“By the end of 1977, Mike and Randy took out a ten-year lease on a downtown space that would become a popular haven for them and other like-minded musicians to put together new projects and experiment with impunity. Seventh Avenue South, as it was christened, would also become a notorious den of iniquity for those people who were interested in doing the wrong thing right. Coke fiends and fusion fans rubbed elbows at the downstairs bar and in the upstairs performance area, and the lines flowed like champagne. After all, it was the '70s.”
By the 1970s, Jazz had pretty much been abandoned by the national press. There was Downbeat and a few other specialty magazines and some newspapers offered the occasional column about Jazz, but the music had lost much of its following to Rock and this was reflected in the lack of coverage in news outlets.
Bill’s Brecker Bio offsets some of this obscurity with his accounts of Michael’s activities in New York, Japan and the international Jazz festivals such as Montreux in Switzerland during the 1970s and beyond.

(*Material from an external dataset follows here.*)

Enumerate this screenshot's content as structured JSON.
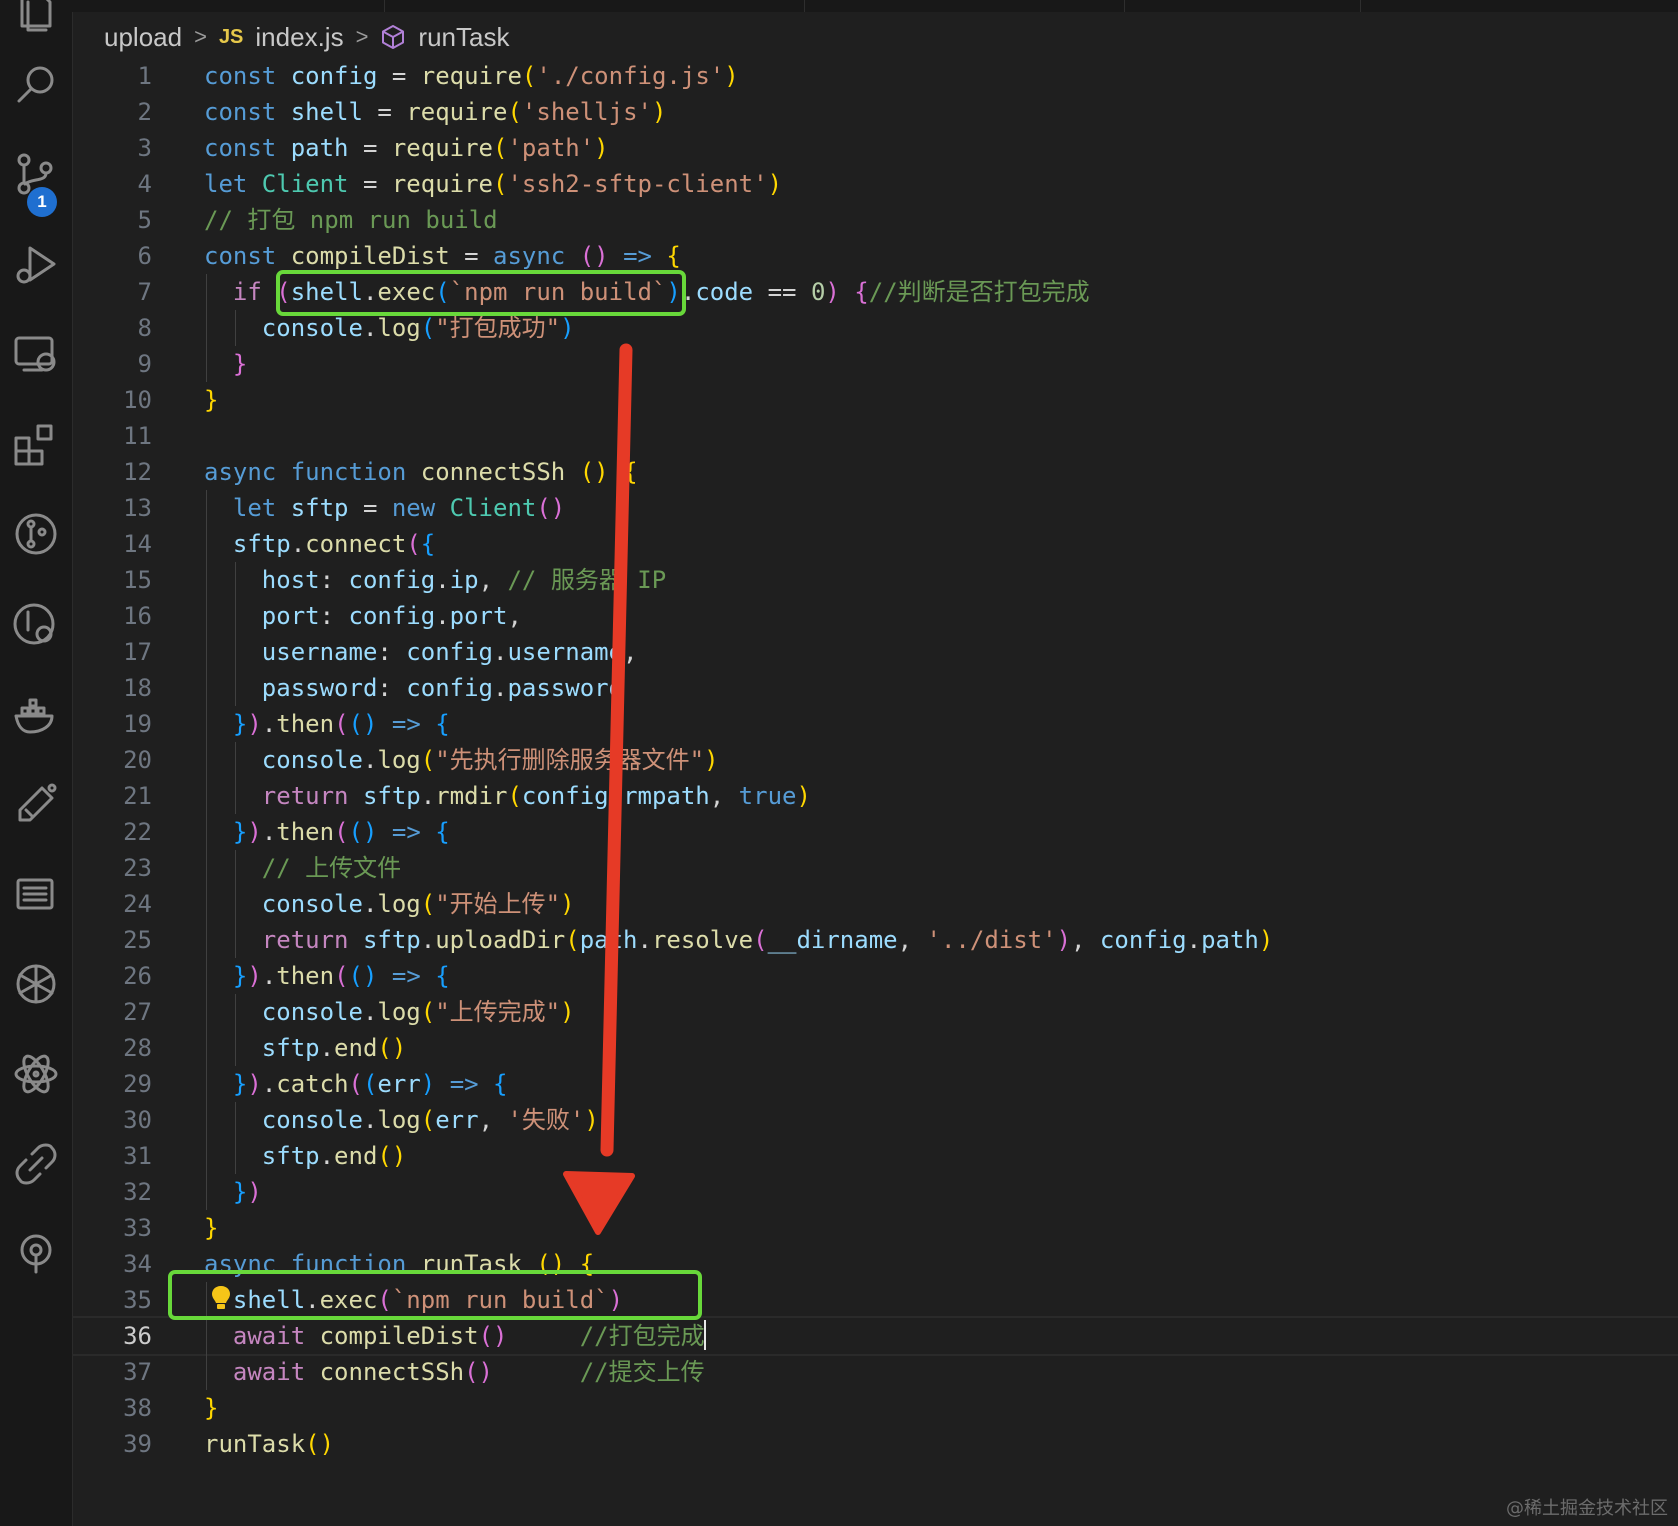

On a more personal level, if you love “Love Stories,” Michael’s marriage to Susan Neustadt will tug at your heartstrings and Mike’s association with Darryl Pitt will make you wish that every prominent artist could have such a caring and competent manager. The scientifically curious side of Michael as manifested in his adoption of the EWI [the electronic wind instrument] reveals another side of the Brecker Genius. Others have played the EWI; no one has ever played it like Michael and Bill goes into a graphic, yet very readable, description as to why this is so.
Thankfully, by 1987, we have Michael creating and issuing recordings under his own name and all nine of these are fully annotated by Bill.
The book contains a full discography of Michael’s recordings and concludes with an Appendix of “Testimonials to a Tenor Titan” by David Sanborn, Dave Liebman, Joshua Redman, Chris Potter, Joe Lovano, Bill Evans, Ravi Coltrane, Branford Marsalis, John McLaughlin, Tim Ries, Steve Slagle, Bob Mintzer, Adam Rogers, Chris Minh Doky, Ben Wendel, Chris Rogers, David Demsey, Rick Margitza, Michael Zilber, Bob Reynolds and Franco Ambrosetti.
Of course, throughout the book, Bill includes comments by many of the musicians who worked closely with Michael over the years, not the least of which were brother Randy, Pat Metheny, Herbie Hancock, John Patitucci, Jack DeJohnette, McCoy Tyner, Mike Stern, Peter Erskine, Jeff “Tain” Watts, Mike Mainieri and Antonio Sanchez among many, many others.
The word “tragic” is all-too-often associated with the word “genius” and, unfortunately, this turns out to be the case with Michael whose death from multiple myeloma in 2007 deprived the Jazz World of a singular voice and a very special human being.
“Michael Brecker was a player of tremendous heart and conviction, and a person of rare humility and kindness. His story is one for the ages.”
In the dedication he entered in the review copy he so graciously sent me Bill wrote:
“Steven - Hope you enjoy reading this sad and beautiful tale of the great Michael Brecker. He was a friend and a hero to me. I put my heart and soul into this one. All the best! Bill Milkowski.”
With the reading of each page in this definitive work, it shows Bill; it shows.
Taking on the responsibility of writing the biography of someone with the astounding abilities and legacy of Michael Brecker is no easy task. Bill Milkowski’s biography is fittingly the equal of the man and his music that it chronicles.
The book is available through all retail and online booksellers.